Anne Assies (15) has Diamond-Blackfan. A rare blood disease which sounds like the title of a thriller. But it doesn’t stop her trying to fulfil her dream in life: to be an actress.
Once every three weeks or so, Anne receives a blood transfusion in the hospital in Den Helder, for her DBA (explanation below). Drop by drop, so it takes a whole day. "This evening I'll go out feeling very fit. I then feel much more active and I want to be doing things. "That effect ebbs away in the following weeks until her Hb falls to around 4.8. "Often I don't notice it myself," says Anne. "I'm busy at school and don't really focus on my illness. But my parents do notice. I think I get a bit more irritable."
Have you had blood transfusions right from the start?
"Before the blood transfusions, I was treated with drugs (prednisolon). I was always tired, exhausted! That made it hard for me to concentrate at school. Whole days at school were too much for me, so I was given a modified timetable. After school, I didn't do much apart from rest. I was a member of the children's choir, but that was all I could manage. Meanwhile I stopped growing and the drugs made me put on more and more weight. At one point, I was only one metre forty and weighed 65 kilos."
Things started to get a bit better when you were twelve?
"Yes, that's when the blood transfusions started and since then I've felt much better. I'm now in the third year of secondary school. Although I do miss a lot of school, I always get good grades. I find school very easy. I understand everything immediately and do my homework during class." Anne's parents confirm this. "Anne's a smart girl, who would probably have achieved a much higher level if she hadn't been ill. We're proud of her," says mother Monique. Father Appie: "Anne will get there. She knows exactly what she wants and won't take no for an answer." Monique: "We've seen her blossom. Since she's been having blood transfusions, she's a different child. From a shy little girl who never did anything to a very open girl who's open to anything. And all that thanks to blood donors."
"I'm already an extra in Spangas and Brugklas"
Anne's intelligence became apparent in group eight, when the children had to learn the words and music for the school musical. Anne knew the script for three roles after reading the text just once. As a pirate, schoolteacher and Queen, she was a star on the stage. So becoming an actress is her big dream. "I love to get into the role of someone else. I'm already an extra in television series like Spangas and Brugklas and after secondary school, I want to go to the Media Academy in Amsterdam."

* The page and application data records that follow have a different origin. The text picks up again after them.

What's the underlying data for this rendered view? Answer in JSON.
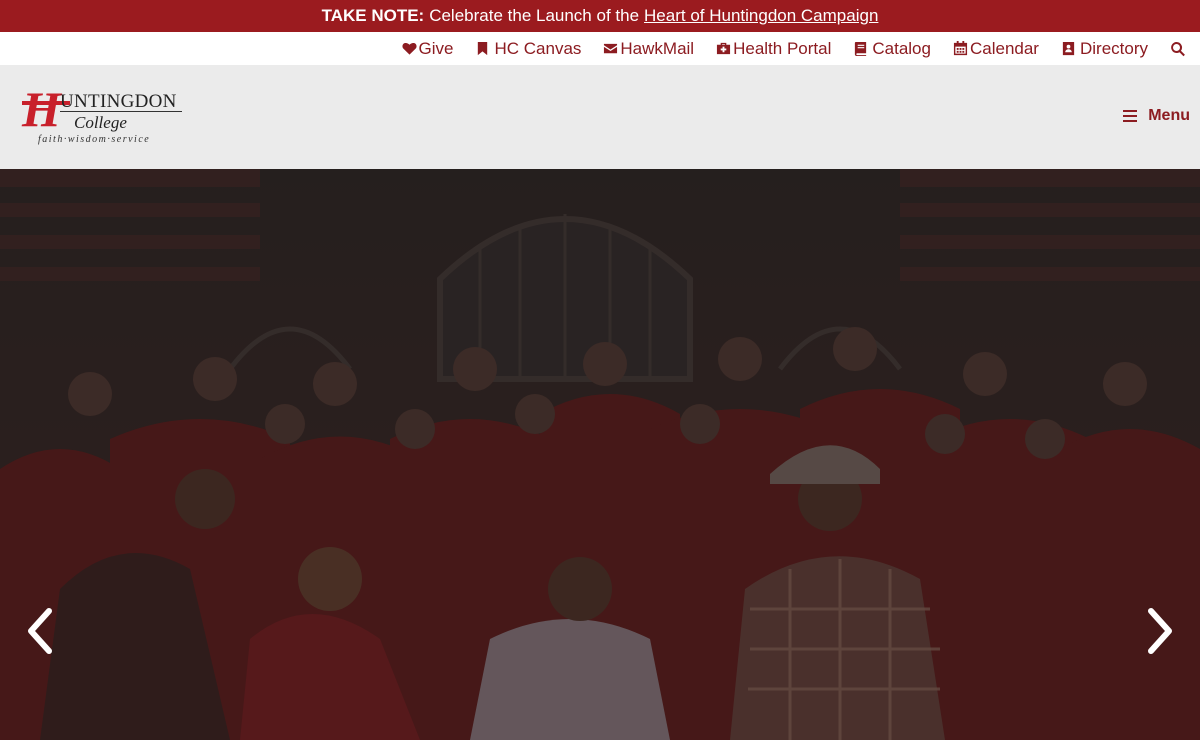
{
  "announcement": {
    "label": "TAKE NOTE:",
    "text": "Celebrate the Launch of the",
    "link": "Heart of Huntingdon Campaign"
  },
  "utility_nav": [
    {
      "label": "Give",
      "icon": "heart-icon"
    },
    {
      "label": "HC Canvas",
      "icon": "bookmark-icon"
    },
    {
      "label": "HawkMail",
      "icon": "envelope-icon"
    },
    {
      "label": "Health Portal",
      "icon": "medkit-icon"
    },
    {
      "label": "Catalog",
      "icon": "book-icon"
    },
    {
      "label": "Calendar",
      "icon": "calendar-icon"
    },
    {
      "label": "Directory",
      "icon": "address-book-icon"
    }
  ],
  "logo": {
    "initial": "H",
    "name": "UNTINGDON",
    "college": "College",
    "tagline": "faith·wisdom·service"
  },
  "header": {
    "menu_label": "Menu"
  },
  "colors": {
    "brand": "#9b1b1f",
    "accent": "#8c1c21",
    "header_bg": "#ebebeb"
  },
  "hero": {
    "slides_nav": [
      "previous-slide",
      "next-slide"
    ]
  }
}
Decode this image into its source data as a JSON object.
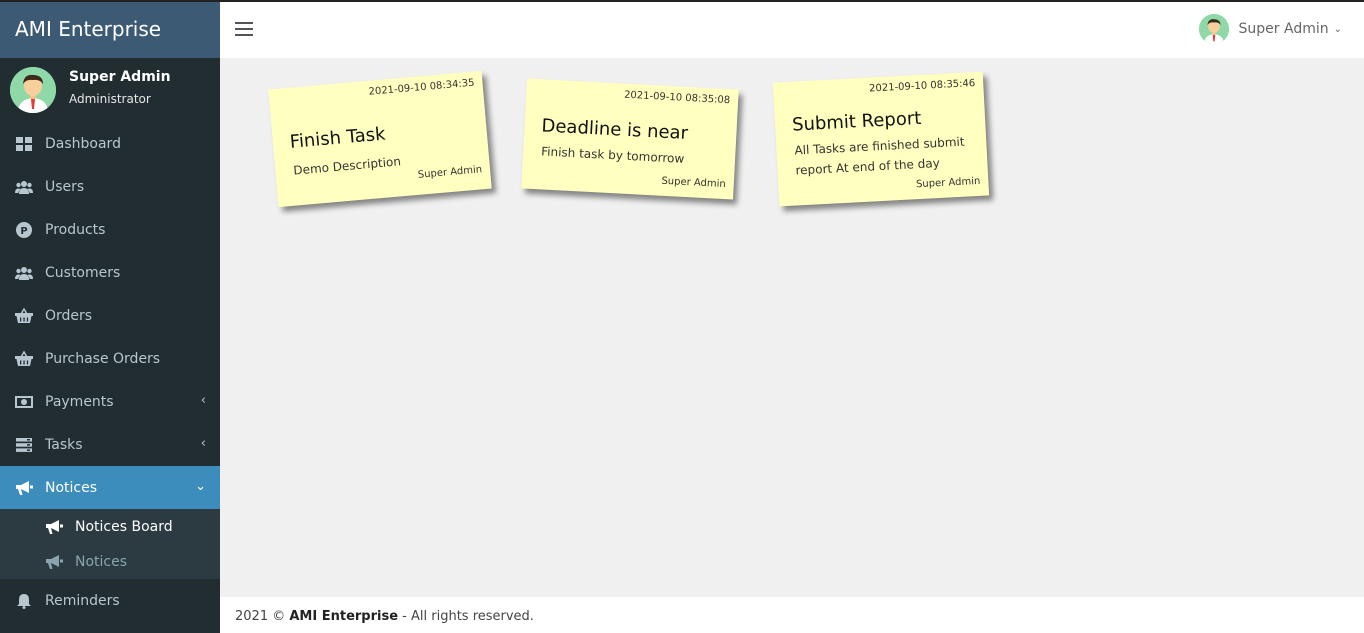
{
  "app": {
    "brand": "AMI Enterprise"
  },
  "sidebar": {
    "user": {
      "name": "Super Admin",
      "role": "Administrator"
    },
    "items": [
      {
        "label": "Dashboard",
        "icon": "dashboard-icon"
      },
      {
        "label": "Users",
        "icon": "users-icon"
      },
      {
        "label": "Products",
        "icon": "product-icon"
      },
      {
        "label": "Customers",
        "icon": "customers-icon"
      },
      {
        "label": "Orders",
        "icon": "basket-icon"
      },
      {
        "label": "Purchase Orders",
        "icon": "basket-icon"
      },
      {
        "label": "Payments",
        "icon": "money-icon"
      },
      {
        "label": "Tasks",
        "icon": "tasks-icon"
      },
      {
        "label": "Notices",
        "icon": "megaphone-icon"
      },
      {
        "label": "Reminders",
        "icon": "bell-icon"
      }
    ],
    "notices_sub": [
      {
        "label": "Notices Board"
      },
      {
        "label": "Notices"
      }
    ]
  },
  "header": {
    "user_name": "Super Admin"
  },
  "notes": [
    {
      "date": "2021-09-10 08:34:35",
      "title": "Finish Task",
      "description": "Demo Description",
      "author": "Super Admin"
    },
    {
      "date": "2021-09-10 08:35:08",
      "title": "Deadline is near",
      "description": "Finish task by tomorrow",
      "author": "Super Admin"
    },
    {
      "date": "2021-09-10 08:35:46",
      "title": "Submit Report",
      "description": "All Tasks are finished submit report At end of the day",
      "author": "Super Admin"
    }
  ],
  "footer": {
    "year": "2021 ©",
    "company": "AMI Enterprise",
    "rights": "- All rights reserved."
  },
  "colors": {
    "sidebar_bg": "#222d32",
    "active_bg": "#3c8dbc",
    "note_bg": "#ffffc0"
  }
}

So the film set isn't too tiring?
Anne: "Oh no, I don't usually feel very tired on set. It's such fun," she laughs. "And the rest of me is very healthy! It's only a few problems with my blood. This summer, there was another issue when they found that I was starting to make antibodies against my own and the donor blood. But thanks to Sanquin's research techniques, that problem was fortunately resolved. I now get specially selected blood from O donors. Luckily Sanquin always has enough in stock. Before every blood transfusion, they check whether my blood reacts well to the donor blood in the Sanquin laboratory."
"My dream is to be an actress "
Now that everything's under control, it looks like nothing is standing in the way of a glittering future as an actress. Learning scripts is no problem for her and although she comes across as being rather shy, she's actually not afraid of being noticed. "Anne is an achiever and she's different from her friends because she knows exactly what she wants," according to her parents. "They think that's very special," says Anne. "Maybe it's because here in hospital, I have a lot of time to think about my future and to figure things out. And my dream is to be an actress."
What is Diamond-Blackfan Anaemia (DBA)?
Diamond-Blackfan Anaemia (DBA) is a rare and serious form of anaemia in which bone marrow fails to produce enough red blood cells. The symptoms vary in each child and vary from mild - for example tiredness and a pale skin - to serious and even life threatening impairments such as heart defects and skull deformation. The treatment usually starts by administering corticosteroids, but this impedes growth and the effect declines over time. Regular blood transfusions may be used to treat serious DBA. Sometimes a bone marrow transplant is considered.